■ **EXERCISE**:
The lines of the records that include "variables" should all be copied.

■ **RECORDS SHOWN**:

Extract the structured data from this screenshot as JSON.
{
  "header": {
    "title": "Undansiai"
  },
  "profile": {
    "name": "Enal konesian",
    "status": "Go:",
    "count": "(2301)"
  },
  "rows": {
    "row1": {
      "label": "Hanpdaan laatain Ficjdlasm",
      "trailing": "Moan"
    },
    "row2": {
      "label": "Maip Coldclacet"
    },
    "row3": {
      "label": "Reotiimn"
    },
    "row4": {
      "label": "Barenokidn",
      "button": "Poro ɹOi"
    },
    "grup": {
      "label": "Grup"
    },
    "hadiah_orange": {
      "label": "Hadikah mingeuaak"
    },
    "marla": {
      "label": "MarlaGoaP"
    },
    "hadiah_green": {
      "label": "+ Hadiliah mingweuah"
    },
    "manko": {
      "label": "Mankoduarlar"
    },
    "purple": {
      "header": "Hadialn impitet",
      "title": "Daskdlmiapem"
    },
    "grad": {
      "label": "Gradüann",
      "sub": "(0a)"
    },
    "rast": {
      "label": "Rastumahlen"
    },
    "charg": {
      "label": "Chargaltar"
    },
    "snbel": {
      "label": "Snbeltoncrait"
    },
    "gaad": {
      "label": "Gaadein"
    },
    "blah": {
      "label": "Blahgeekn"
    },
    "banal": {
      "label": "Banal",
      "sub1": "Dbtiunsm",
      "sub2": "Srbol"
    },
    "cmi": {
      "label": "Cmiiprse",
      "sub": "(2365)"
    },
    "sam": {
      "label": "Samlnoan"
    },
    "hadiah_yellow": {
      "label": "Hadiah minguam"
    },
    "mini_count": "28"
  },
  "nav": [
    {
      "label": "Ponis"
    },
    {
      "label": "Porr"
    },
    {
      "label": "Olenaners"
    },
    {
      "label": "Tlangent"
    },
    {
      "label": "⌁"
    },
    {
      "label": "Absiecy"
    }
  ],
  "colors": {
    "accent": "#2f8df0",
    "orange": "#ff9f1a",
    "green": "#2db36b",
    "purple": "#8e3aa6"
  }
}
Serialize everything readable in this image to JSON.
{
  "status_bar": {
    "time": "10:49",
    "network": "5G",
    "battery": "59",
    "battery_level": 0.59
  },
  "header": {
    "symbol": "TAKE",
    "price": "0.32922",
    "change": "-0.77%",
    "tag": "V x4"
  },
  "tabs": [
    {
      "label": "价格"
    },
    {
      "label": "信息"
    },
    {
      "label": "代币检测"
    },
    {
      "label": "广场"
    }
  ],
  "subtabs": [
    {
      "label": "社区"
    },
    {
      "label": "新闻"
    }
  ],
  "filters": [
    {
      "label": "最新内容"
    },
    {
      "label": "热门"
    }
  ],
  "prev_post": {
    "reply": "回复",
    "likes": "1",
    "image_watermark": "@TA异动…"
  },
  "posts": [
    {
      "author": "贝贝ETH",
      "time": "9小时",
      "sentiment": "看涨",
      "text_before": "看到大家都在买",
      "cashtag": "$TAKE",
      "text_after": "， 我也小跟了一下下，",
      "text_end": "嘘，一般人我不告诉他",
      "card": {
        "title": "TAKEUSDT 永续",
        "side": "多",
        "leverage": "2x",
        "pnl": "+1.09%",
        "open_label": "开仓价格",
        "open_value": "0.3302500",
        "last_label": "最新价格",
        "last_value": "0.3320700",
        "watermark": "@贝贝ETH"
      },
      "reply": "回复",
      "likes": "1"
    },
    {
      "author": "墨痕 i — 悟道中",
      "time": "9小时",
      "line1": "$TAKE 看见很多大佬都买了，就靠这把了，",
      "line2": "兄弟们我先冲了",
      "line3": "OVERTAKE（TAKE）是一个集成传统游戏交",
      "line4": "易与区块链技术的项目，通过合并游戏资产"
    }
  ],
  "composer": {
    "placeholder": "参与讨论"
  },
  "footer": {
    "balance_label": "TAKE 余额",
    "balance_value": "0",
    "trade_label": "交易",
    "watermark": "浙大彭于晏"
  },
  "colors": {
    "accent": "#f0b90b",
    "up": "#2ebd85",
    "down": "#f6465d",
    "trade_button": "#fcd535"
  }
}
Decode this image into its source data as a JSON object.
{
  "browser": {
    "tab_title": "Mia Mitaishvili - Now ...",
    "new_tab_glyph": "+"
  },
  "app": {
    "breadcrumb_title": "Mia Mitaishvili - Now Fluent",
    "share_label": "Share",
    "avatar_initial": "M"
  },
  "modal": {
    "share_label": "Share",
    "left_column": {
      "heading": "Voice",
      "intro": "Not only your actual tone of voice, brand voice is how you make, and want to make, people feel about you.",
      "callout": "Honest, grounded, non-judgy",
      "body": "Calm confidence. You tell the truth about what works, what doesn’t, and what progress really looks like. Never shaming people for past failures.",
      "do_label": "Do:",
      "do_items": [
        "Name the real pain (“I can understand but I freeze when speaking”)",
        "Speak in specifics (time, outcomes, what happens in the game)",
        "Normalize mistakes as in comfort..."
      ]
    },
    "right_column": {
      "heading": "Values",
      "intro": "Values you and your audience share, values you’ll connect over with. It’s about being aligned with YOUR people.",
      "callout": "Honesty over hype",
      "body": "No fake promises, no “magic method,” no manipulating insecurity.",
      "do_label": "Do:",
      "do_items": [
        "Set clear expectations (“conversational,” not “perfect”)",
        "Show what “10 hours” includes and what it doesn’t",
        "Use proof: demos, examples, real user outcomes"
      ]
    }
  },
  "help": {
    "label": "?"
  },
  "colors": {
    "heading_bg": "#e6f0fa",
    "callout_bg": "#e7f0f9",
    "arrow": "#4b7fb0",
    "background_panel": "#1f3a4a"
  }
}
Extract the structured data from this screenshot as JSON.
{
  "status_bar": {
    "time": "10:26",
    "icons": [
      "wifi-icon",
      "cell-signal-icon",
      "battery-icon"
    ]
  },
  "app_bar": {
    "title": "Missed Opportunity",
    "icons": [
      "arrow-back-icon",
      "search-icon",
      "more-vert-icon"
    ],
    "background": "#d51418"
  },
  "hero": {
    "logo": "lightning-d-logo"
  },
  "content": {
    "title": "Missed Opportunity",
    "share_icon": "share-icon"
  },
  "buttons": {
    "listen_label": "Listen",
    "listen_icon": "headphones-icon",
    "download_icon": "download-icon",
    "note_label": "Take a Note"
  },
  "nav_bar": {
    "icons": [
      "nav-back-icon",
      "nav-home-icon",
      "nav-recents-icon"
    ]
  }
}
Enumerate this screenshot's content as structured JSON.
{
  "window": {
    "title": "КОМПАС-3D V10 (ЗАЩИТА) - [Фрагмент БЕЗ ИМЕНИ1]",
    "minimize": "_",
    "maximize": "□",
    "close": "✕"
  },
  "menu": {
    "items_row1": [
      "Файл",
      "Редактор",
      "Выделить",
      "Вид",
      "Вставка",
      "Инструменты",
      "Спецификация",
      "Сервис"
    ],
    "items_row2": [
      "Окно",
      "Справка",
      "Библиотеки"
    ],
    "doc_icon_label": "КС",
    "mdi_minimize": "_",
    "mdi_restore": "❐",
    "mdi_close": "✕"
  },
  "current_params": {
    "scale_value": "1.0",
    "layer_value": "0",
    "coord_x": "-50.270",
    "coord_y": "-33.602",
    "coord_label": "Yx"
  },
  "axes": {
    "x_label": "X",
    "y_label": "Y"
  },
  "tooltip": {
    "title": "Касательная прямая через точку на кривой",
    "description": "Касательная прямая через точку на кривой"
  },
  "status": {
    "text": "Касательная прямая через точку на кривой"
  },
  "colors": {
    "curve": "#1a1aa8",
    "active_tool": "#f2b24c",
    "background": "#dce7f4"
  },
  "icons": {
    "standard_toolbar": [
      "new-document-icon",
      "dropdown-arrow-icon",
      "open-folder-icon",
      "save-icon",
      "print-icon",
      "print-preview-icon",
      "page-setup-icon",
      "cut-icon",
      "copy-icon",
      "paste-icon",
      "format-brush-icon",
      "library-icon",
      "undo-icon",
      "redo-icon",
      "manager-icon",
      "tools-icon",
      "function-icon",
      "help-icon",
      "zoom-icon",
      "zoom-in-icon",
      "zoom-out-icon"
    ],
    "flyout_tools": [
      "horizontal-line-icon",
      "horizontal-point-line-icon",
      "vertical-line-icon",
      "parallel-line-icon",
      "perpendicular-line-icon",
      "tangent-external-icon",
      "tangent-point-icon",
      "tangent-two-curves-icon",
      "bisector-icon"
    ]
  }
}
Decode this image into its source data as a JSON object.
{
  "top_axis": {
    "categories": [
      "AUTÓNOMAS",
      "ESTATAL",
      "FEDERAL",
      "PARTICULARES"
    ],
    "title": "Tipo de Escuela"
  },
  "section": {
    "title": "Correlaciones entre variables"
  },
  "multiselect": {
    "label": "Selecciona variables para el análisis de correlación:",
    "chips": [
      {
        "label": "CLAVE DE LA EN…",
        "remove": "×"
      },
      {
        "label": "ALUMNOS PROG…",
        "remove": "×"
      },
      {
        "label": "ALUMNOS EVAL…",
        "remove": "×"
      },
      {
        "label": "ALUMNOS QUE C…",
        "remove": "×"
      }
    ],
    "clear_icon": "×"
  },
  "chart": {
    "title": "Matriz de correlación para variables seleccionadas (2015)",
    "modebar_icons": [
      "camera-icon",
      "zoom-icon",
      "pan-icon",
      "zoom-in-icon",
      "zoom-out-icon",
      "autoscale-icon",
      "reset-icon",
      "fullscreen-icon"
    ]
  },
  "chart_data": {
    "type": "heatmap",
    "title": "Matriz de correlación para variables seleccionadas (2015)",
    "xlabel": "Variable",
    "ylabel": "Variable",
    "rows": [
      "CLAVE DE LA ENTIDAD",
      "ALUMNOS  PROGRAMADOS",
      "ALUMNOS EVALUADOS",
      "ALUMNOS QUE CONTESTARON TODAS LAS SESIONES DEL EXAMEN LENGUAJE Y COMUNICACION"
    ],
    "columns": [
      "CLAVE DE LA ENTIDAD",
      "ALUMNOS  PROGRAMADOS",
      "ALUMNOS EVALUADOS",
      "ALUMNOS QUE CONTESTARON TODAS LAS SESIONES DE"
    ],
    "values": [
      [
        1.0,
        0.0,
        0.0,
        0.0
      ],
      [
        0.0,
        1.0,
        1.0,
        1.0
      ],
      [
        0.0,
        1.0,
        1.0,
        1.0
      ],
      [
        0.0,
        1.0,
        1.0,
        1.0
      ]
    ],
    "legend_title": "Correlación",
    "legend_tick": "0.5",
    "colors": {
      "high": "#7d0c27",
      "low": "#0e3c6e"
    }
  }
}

■ **YOUR SOLUTION**:
    "title": "Correlaciones entre variables"
    "label": "Selecciona variables para el análisis de correlación:",
    "title": "Matriz de correlación para variables seleccionadas (2015)",
    "title": "Matriz de correlación para variables seleccionadas (2015)",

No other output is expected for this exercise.